These small gestures produce long-term benefits and improve motivation and team spirit. You can make an agreement that the team member who received the most thank you notes gets a small reward. The reward should be a small one, like a movie ticket. This way, the reward itself will be the side-product, not the goal. This method is one of the possibilities worth considering.
I have described some methods that help create team spirit. All in all, you should remember that good team spirit is vital to the team’s efficiency and functionality. You should take it seriously and get back to the subject every now and then, because soft values often produce hard results. In addition to these tips, you should get together and discuss what makes the team members feel better about themselves and start doing those things actively. You can, of course, organize team-building activities as well. Just make sure that they are not the only method!
Building and maintaining team spirit are among the most central tasks of the Scrum Master. We take this role seriously, as we should, which is why we have created a course targeted to Scrum Masters based on our ideas and long experience. Do you want to take your expertise to a whole new level? Whether you are just a beginner or a seasoned Scrum Master, you can learn more about our Scrum Master courses here. After that, you can take part in these courses and share your ideas with other Scrum Masters!
Product Development Consultant

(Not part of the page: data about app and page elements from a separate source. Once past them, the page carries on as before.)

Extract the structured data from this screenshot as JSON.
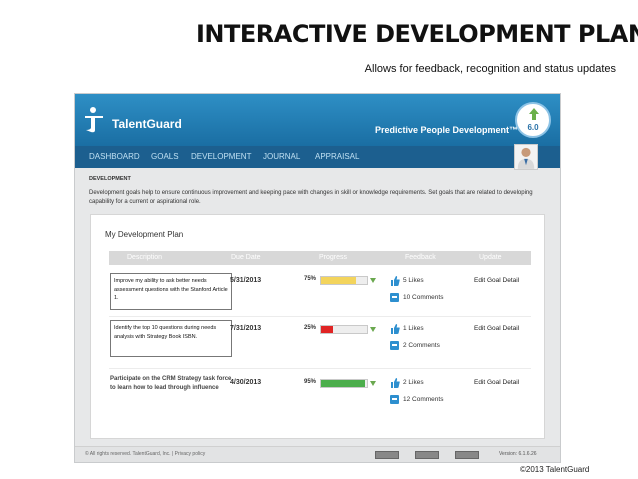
{
  "slide": {
    "title": "INTERACTIVE DEVELOPMENT PLAN",
    "subtitle": "Allows for feedback, recognition and status updates",
    "copyright": "©2013 TalentGuard"
  },
  "app": {
    "brand": "TalentGuard",
    "tagline": "Predictive People Development™",
    "version_badge": "6.0",
    "nav": [
      "DASHBOARD",
      "GOALS",
      "DEVELOPMENT",
      "JOURNAL",
      "APPRAISAL"
    ],
    "section_label": "DEVELOPMENT",
    "intro": "Development goals help to ensure continuous improvement and keeping pace with changes in skill or knowledge requirements. Set goals that are related to developing capability for a current or aspirational role.",
    "panel_title": "My Development Plan",
    "columns": [
      "Description",
      "Due Date",
      "Progress",
      "Feedback",
      "Update"
    ],
    "goals": [
      {
        "description": "Improve my ability to ask better needs assessment questions with the Stanford Article 1.",
        "due": "5/31/2013",
        "progress_label": "75%",
        "progress": 75,
        "bar_color": "#f3d45c",
        "likes": "5 Likes",
        "comments": "10 Comments",
        "action": "Edit Goal Detail",
        "boxed": true
      },
      {
        "description": "Identify the top 10 questions during needs analysis with Strategy Book ISBN.",
        "due": "7/31/2013",
        "progress_label": "25%",
        "progress": 25,
        "bar_color": "#e02424",
        "likes": "1 Likes",
        "comments": "2 Comments",
        "action": "Edit Goal Detail",
        "boxed": true
      },
      {
        "description": "Participate on the CRM Strategy task force to learn how to lead through influence",
        "due": "4/30/2013",
        "progress_label": "95%",
        "progress": 95,
        "bar_color": "#4cae4c",
        "likes": "2 Likes",
        "comments": "12 Comments",
        "action": "Edit Goal Detail",
        "boxed": false
      }
    ],
    "footer_copy": "© All rights reserved. TalentGuard, Inc. | Privacy policy",
    "footer_version": "Version: 6.1.6.26"
  },
  "colors": {
    "header": "#2e8fc5",
    "nav": "#1c5f8f",
    "panel_bg": "#e7e8e9",
    "icon_blue": "#2d8fcf"
  },
  "icons": {
    "logo": "talentguard-logo-icon",
    "cloud": "cloud-upload-icon",
    "thumb": "thumbs-up-icon",
    "comment": "comment-icon",
    "avatar": "user-avatar-icon",
    "caret": "caret-down-icon"
  }
}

Mikko is a long-term product development professional. He started his career as a software engineer, but found his vocation between agile and lean methods. Mikko has worked with both development teams and senior management, and has included the roles of coach, trainer and researcher. Mikko is one of the first to start a systematic research and development of agile methods in Finland. His free time Mikko spends with his family reading and working out. Cycling, in particular, is close to Mikko's heart.